New England’s early goal -- Gerson Koffie stole a ball in midfield and fed Juan Agudelo to score in the sixth minute -- only briefly fazed FCD, which equalized in the 15th minute when Urruti cushioned a Diaz feed and drilled his shot home. FCD exploited an injury to Koffie by throttling the Revs in midfield and were seldom troubled after piling up a 4-1 lead.
New England rejiggered its formation when Kei Kamara replaced Koffie, and again at the end of the first half by replacing Je-Vaughn Watson with left back Chris Tierney. FCD quashed the Revs’ attackers and carved open their back line time and time again. Defender Matt Hedges, who headed a Diaz serve for the winning goal, and Walker Zimmerman kept clean the goalmouth in front of keeper Chris Seitz.

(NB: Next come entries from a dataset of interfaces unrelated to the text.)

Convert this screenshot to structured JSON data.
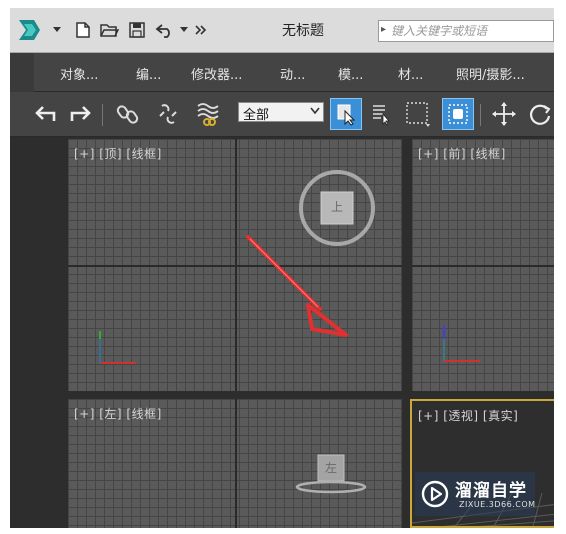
{
  "titlebar": {
    "title": "无标题",
    "search_placeholder": "键入关键字或短语"
  },
  "menu": {
    "items": [
      "对象...",
      "编...",
      "修改器...",
      "动...",
      "模...",
      "材...",
      "照明/摄影..."
    ]
  },
  "toolbar": {
    "selection_filter": "全部"
  },
  "viewports": {
    "top": "[+] [顶] [线框]",
    "front": "[+] [前] [线框]",
    "left": "[+] [左] [线框]",
    "perspective": "[+] [透视] [真实]"
  },
  "gizmos": {
    "top_cube_label": "上",
    "left_cube_label": "左"
  },
  "watermark": {
    "text": "溜溜自学",
    "sub": "ZIXUE.3D66.COM"
  },
  "colors": {
    "accent_blue": "#3a8fd6",
    "arrow_red": "#e03030",
    "active_viewport_border": "#c9a83c",
    "axis_x": "#d03030",
    "axis_y": "#30b030",
    "axis_z": "#4040e0"
  }
}
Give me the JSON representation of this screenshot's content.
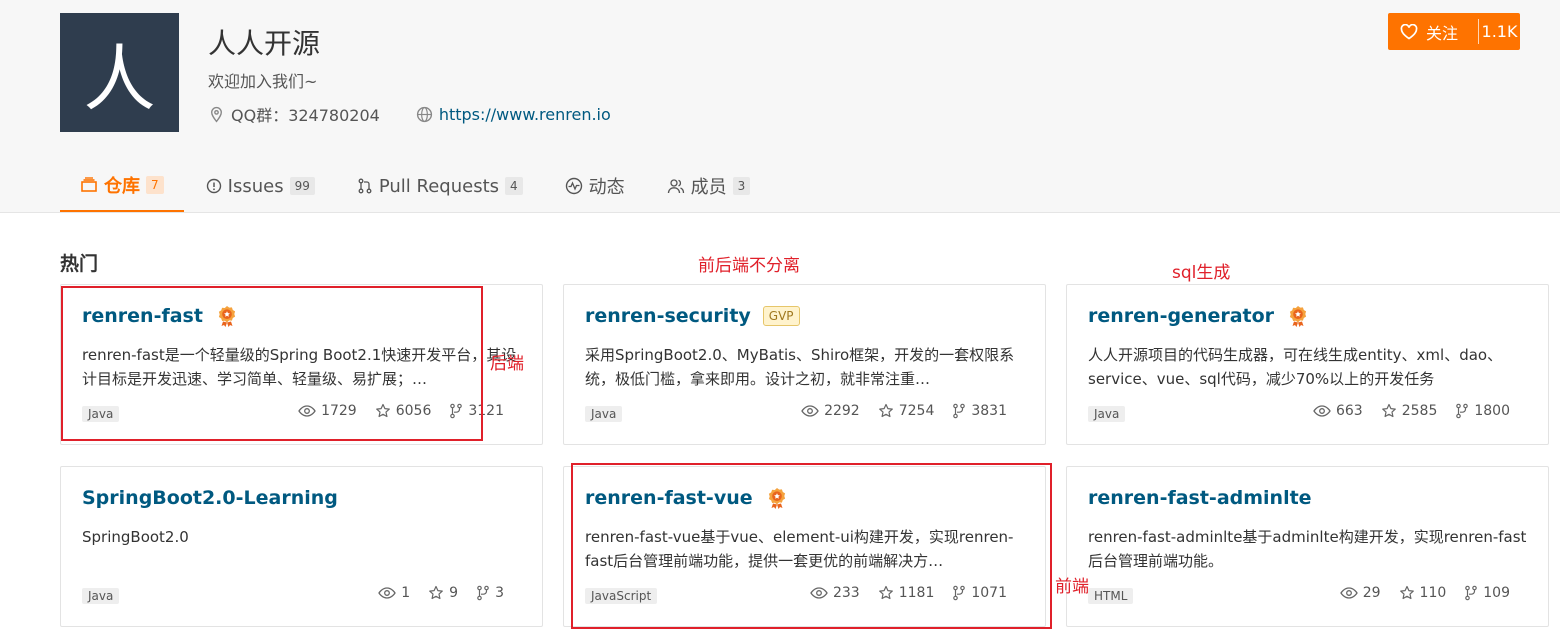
{
  "header": {
    "logo_char": "人",
    "org_name": "人人开源",
    "org_desc": "欢迎加入我们~",
    "qq_label": "QQ群：324780204",
    "website": "https://www.renren.io",
    "follow_label": "关注",
    "follow_count": "1.1K"
  },
  "tabs": [
    {
      "label": "仓库",
      "count": "7",
      "icon": "repo-icon",
      "active": true
    },
    {
      "label": "Issues",
      "count": "99",
      "icon": "issue-icon"
    },
    {
      "label": "Pull Requests",
      "count": "4",
      "icon": "pull-request-icon"
    },
    {
      "label": "动态",
      "count": "",
      "icon": "activity-icon"
    },
    {
      "label": "成员",
      "count": "3",
      "icon": "members-icon"
    }
  ],
  "section_title": "热门",
  "repos": [
    {
      "name": "renren-fast",
      "recommended": true,
      "gvp": "",
      "desc": "renren-fast是一个轻量级的Spring Boot2.1快速开发平台，其设计目标是开发迅速、学习简单、轻量级、易扩展；…",
      "lang": "Java",
      "watch": "1729",
      "star": "6056",
      "fork": "3121"
    },
    {
      "name": "renren-security",
      "recommended": false,
      "gvp": "GVP",
      "desc": "采用SpringBoot2.0、MyBatis、Shiro框架，开发的一套权限系统，极低门槛，拿来即用。设计之初，就非常注重…",
      "lang": "Java",
      "watch": "2292",
      "star": "7254",
      "fork": "3831"
    },
    {
      "name": "renren-generator",
      "recommended": true,
      "gvp": "",
      "desc": "人人开源项目的代码生成器，可在线生成entity、xml、dao、service、vue、sql代码，减少70%以上的开发任务",
      "lang": "Java",
      "watch": "663",
      "star": "2585",
      "fork": "1800"
    },
    {
      "name": "SpringBoot2.0-Learning",
      "recommended": false,
      "gvp": "",
      "desc": "SpringBoot2.0",
      "lang": "Java",
      "watch": "1",
      "star": "9",
      "fork": "3"
    },
    {
      "name": "renren-fast-vue",
      "recommended": true,
      "gvp": "",
      "desc": "renren-fast-vue基于vue、element-ui构建开发，实现renren-fast后台管理前端功能，提供一套更优的前端解决方…",
      "lang": "JavaScript",
      "watch": "233",
      "star": "1181",
      "fork": "1071"
    },
    {
      "name": "renren-fast-adminlte",
      "recommended": false,
      "gvp": "",
      "desc": "renren-fast-adminlte基于adminlte构建开发，实现renren-fast后台管理前端功能。",
      "lang": "HTML",
      "watch": "29",
      "star": "110",
      "fork": "109"
    }
  ],
  "annotations": {
    "backend": "后端",
    "no_separation": "前后端不分离",
    "sql_gen": "sql生成",
    "frontend": "前端"
  },
  "colors": {
    "accent": "#fe7300",
    "link": "#005980",
    "annotation_red": "#e0202a",
    "logo_bg": "#2f3d4e"
  }
}
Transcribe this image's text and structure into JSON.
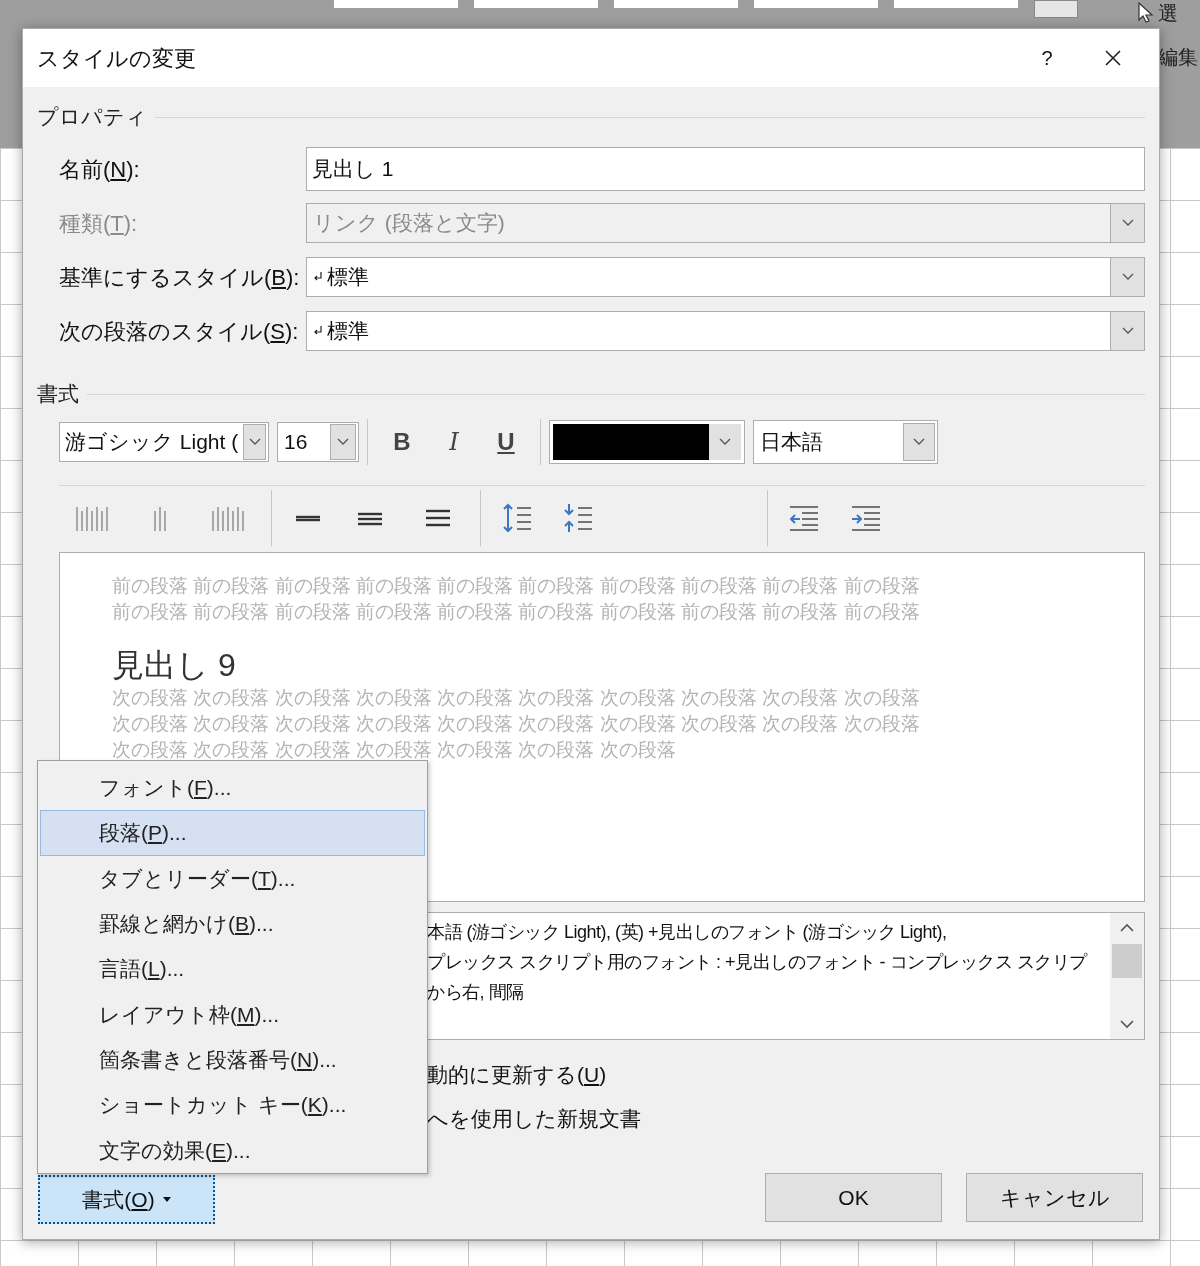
{
  "background": {
    "ribbon_labels": [
      "選",
      "編集"
    ]
  },
  "window": {
    "title": "スタイルの変更",
    "help": "?"
  },
  "properties": {
    "heading": "プロパティ",
    "fields": [
      {
        "kind": "text",
        "label": {
          "before": "名前(",
          "key": "N",
          "after": "):"
        },
        "value": "見出し 1",
        "disabled": false
      },
      {
        "kind": "dropdown",
        "label": {
          "before": "種類(",
          "key": "T",
          "after": "):"
        },
        "value": "リンク (段落と文字)",
        "disabled": true
      },
      {
        "kind": "dropdown",
        "label": {
          "before": "基準にするスタイル(",
          "key": "B",
          "after": "):"
        },
        "value": "標準",
        "disabled": false,
        "paragraph_mark": true
      },
      {
        "kind": "dropdown",
        "label": {
          "before": "次の段落のスタイル(",
          "key": "S",
          "after": "):"
        },
        "value": "標準",
        "disabled": false,
        "paragraph_mark": true
      }
    ]
  },
  "formatting": {
    "heading": "書式",
    "font": "游ゴシック Light (",
    "size": "16",
    "bold": "B",
    "italic": "I",
    "underline": "U",
    "color": "#000000",
    "language": "日本語"
  },
  "preview": {
    "before_lines": [
      "前の段落 前の段落 前の段落 前の段落 前の段落 前の段落 前の段落 前の段落 前の段落 前の段落",
      "前の段落 前の段落 前の段落 前の段落 前の段落 前の段落 前の段落 前の段落 前の段落 前の段落"
    ],
    "heading": "見出し 9",
    "after_lines": [
      "次の段落 次の段落 次の段落 次の段落 次の段落 次の段落 次の段落 次の段落 次の段落 次の段落",
      "次の段落 次の段落 次の段落 次の段落 次の段落 次の段落 次の段落 次の段落 次の段落 次の段落",
      "次の段落 次の段落 次の段落 次の段落 次の段落 次の段落 次の段落"
    ]
  },
  "description": {
    "lines": [
      "本語 (游ゴシック Light), (英) +見出しのフォント (游ゴシック Light),",
      "プレックス スクリプト用のフォント : +見出しのフォント - コンプレックス スクリプ",
      "から右, 間隔"
    ]
  },
  "options": [
    {
      "before": "動的に更新する(",
      "key": "U",
      "after": ")"
    },
    {
      "before": "へを使用した新規文書"
    }
  ],
  "format_button": {
    "before": "書式(",
    "key": "O",
    "after": ")",
    "pressed": true
  },
  "buttons": [
    {
      "label": "OK"
    },
    {
      "label": "キャンセル"
    }
  ],
  "menu": {
    "items": [
      {
        "before": "フォント(",
        "key": "F",
        "after": ")...",
        "selected": false
      },
      {
        "before": "段落(",
        "key": "P",
        "after": ")...",
        "selected": true
      },
      {
        "before": "タブとリーダー(",
        "key": "T",
        "after": ")...",
        "selected": false
      },
      {
        "before": "罫線と網かけ(",
        "key": "B",
        "after": ")...",
        "selected": false
      },
      {
        "before": "言語(",
        "key": "L",
        "after": ")...",
        "selected": false
      },
      {
        "before": "レイアウト枠(",
        "key": "M",
        "after": ")...",
        "selected": false
      },
      {
        "before": "箇条書きと段落番号(",
        "key": "N",
        "after": ")...",
        "selected": false
      },
      {
        "before": "ショートカット キー(",
        "key": "K",
        "after": ")...",
        "selected": false
      },
      {
        "before": "文字の効果(",
        "key": "E",
        "after": ")...",
        "selected": false
      }
    ]
  }
}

Both teams have to move on quickly and resume league play this weekend. The Revs are in Montreal, FCD resumes its Supporters’ Shield quest in Yankee Stadium against New York City FC. Talk of a treble will significantly increase but not within the walls of the only eligible organization.
“We have got through a lot of tough moments in the season so far,” said Pareja. “Just three days ago we felt like we were playing in another final against Colorado. We lost an important game. The team bounced back tonight.
“The game was another example of them proving their character. They were able to come back in the game and score the goals and give us this time to celebrate. It’s the character of this team and it comes from many angles but if I had to give it one, it would be the team’s commitment to this franchise.”